Do nothing from selfishness or conceit, but in humility count others better than yourselves. Let each of you look not only to his own interests, but also to the interests of others. – Philippians 2:3-4
We are all hard-wired egoists. That is we are all born with an innate propensity to look to our own self-interests above all else. That’s just how we are in our natural state, so when Paul writes to the Philippians, “Do nothing from selfishness or conceit,” he is instructing them to do something which is not natural.
Paul is able to make such an outrageous command because he is writing to those who have crucified their sinful nature, their natural egoism, and have been born into new life in Christ. Paul’s words are, therefore, as much a description as they are an instruction. Those who pattern their life after Christ Jesus will be neither arrogant nor demanding of their own way. Instead, “in humility” they will consider “the interests of others,” that is they will count others as worthy of their care and attention.
Paul is writing to anchor the Philippians in faith and to remind them of the Christ-like posture of disciples both in times of ease and in days of difficulty. Of course, even persons of great faith need coaching. We all need to be reminded “not to think more highly of (ourselves) than (we) ought” (Romans 12:3). When our natural tendencies rise up, we depend both on the grace of God and on the power of the Holy Spirit to help us be Christ-like in motive and deed. It’s not easy. It’s not even natural. By the grace of God, it’s supernatural.

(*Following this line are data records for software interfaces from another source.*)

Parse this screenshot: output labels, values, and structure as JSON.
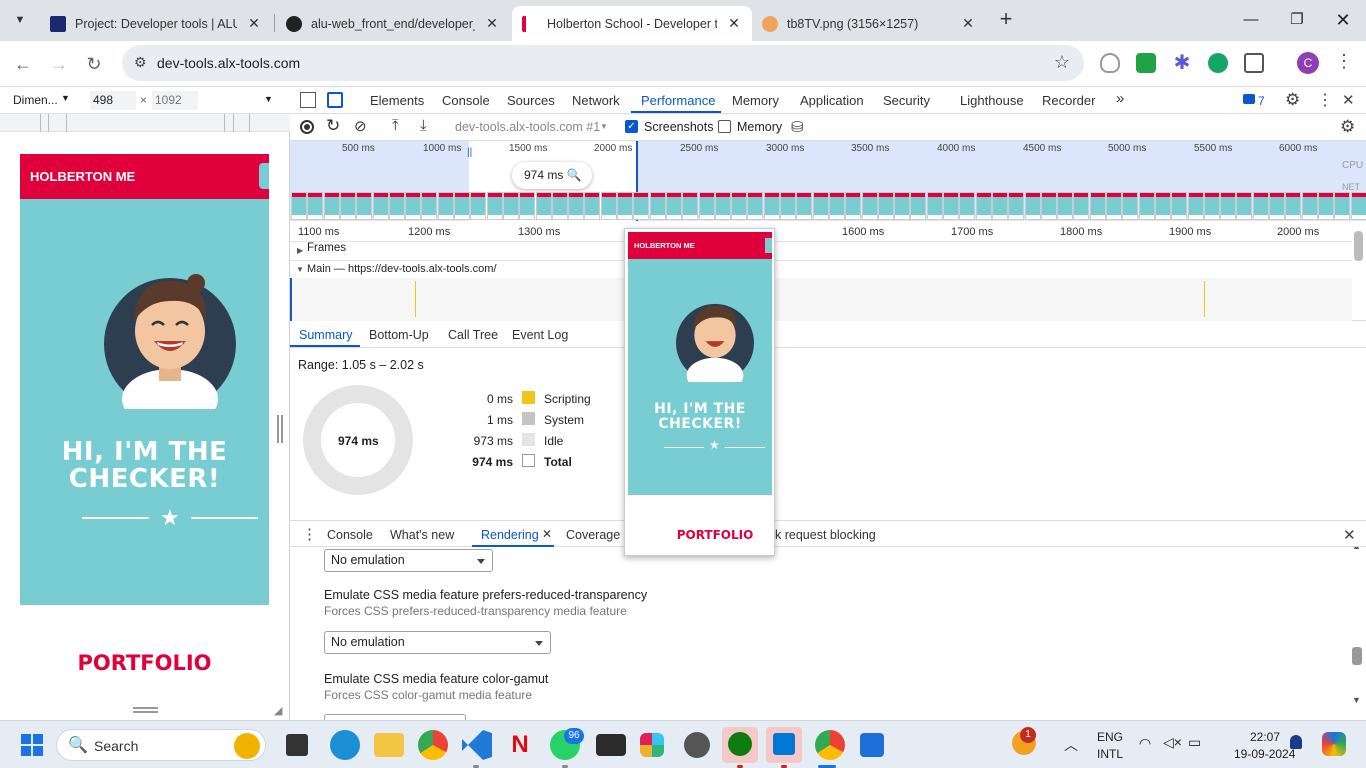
{
  "browser": {
    "tabs": [
      {
        "title": "Project: Developer tools | ALU I",
        "favicon": "alu-icon"
      },
      {
        "title": "alu-web_front_end/developer_t",
        "favicon": "github-icon"
      },
      {
        "title": "Holberton School - Developer t",
        "favicon": "holberton-icon"
      },
      {
        "title": "tb8TV.png (3156×1257)",
        "favicon": "image-icon"
      }
    ],
    "url": "dev-tools.alx-tools.com",
    "profile_initial": "C"
  },
  "device": {
    "preset": "Dimen...",
    "width": "498",
    "times": "×",
    "height": "1092"
  },
  "site": {
    "header": "HOLBERTON ME",
    "hero_line1": "HI, I'M THE",
    "hero_line2": "CHECKER!",
    "portfolio": "PORTFOLIO"
  },
  "devtools": {
    "tabs": [
      "Elements",
      "Console",
      "Sources",
      "Network",
      "Performance",
      "Memory",
      "Application",
      "Security",
      "Lighthouse",
      "Recorder"
    ],
    "more": "»",
    "issues_count": "7",
    "recording_target": "dev-tools.alx-tools.com #1",
    "screenshots_label": "Screenshots",
    "memory_label": "Memory",
    "overview_ticks": [
      "500 ms",
      "1000 ms",
      "1500 ms",
      "2000 ms",
      "2500 ms",
      "3000 ms",
      "3500 ms",
      "4000 ms",
      "4500 ms",
      "5000 ms",
      "5500 ms",
      "6000 ms"
    ],
    "cpu_label": "CPU",
    "net_label": "NET",
    "hover_time": "974 ms",
    "flame_ticks": [
      "1100 ms",
      "1200 ms",
      "1300 ms",
      "1600 ms",
      "1700 ms",
      "1800 ms",
      "1900 ms",
      "2000 ms"
    ],
    "frames_label": "Frames",
    "main_label": "Main — https://dev-tools.alx-tools.com/",
    "bottom_tabs": [
      "Summary",
      "Bottom-Up",
      "Call Tree",
      "Event Log"
    ],
    "range": "Range: 1.05 s – 2.02 s",
    "donut_center": "974 ms",
    "summary_rows": [
      {
        "value": "0 ms",
        "label": "Scripting",
        "color": "#f2c31b"
      },
      {
        "value": "1 ms",
        "label": "System",
        "color": "#c4c4c4"
      },
      {
        "value": "973 ms",
        "label": "Idle",
        "color": "#e4e4e4"
      },
      {
        "value": "974 ms",
        "label": "Total",
        "color": "#ffffff"
      }
    ],
    "drawer_tabs": [
      "Console",
      "What's new",
      "Rendering",
      "Coverage"
    ],
    "drawer_hidden_tab": "k request blocking",
    "rendering": {
      "select1": "No emulation",
      "label2": "Emulate CSS media feature prefers-reduced-transparency",
      "sub2": "Forces CSS prefers-reduced-transparency media feature",
      "select2": "No emulation",
      "label3": "Emulate CSS media feature color-gamut",
      "sub3": "Forces CSS color-gamut media feature"
    }
  },
  "preview": {
    "header": "HOLBERTON ME",
    "line1": "HI, I'M THE",
    "line2": "CHECKER!",
    "portfolio": "PORTFOLIO"
  },
  "taskbar": {
    "search": "Search",
    "whatsapp_badge": "96",
    "weather_badge": "1",
    "lang1": "ENG",
    "lang2": "INTL",
    "time": "22:07",
    "date": "19-09-2024"
  },
  "colors": {
    "accent": "#0b57d0",
    "holberton_red": "#e0003c",
    "hero_teal": "#77cdd2"
  }
}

Lord, I confess that I am a sinner by nature and by choice, and I am daily dependent on your grace and power to raise me above my self-serving ways. Amen.
A Bible-study devotional blog by Gorman Houston.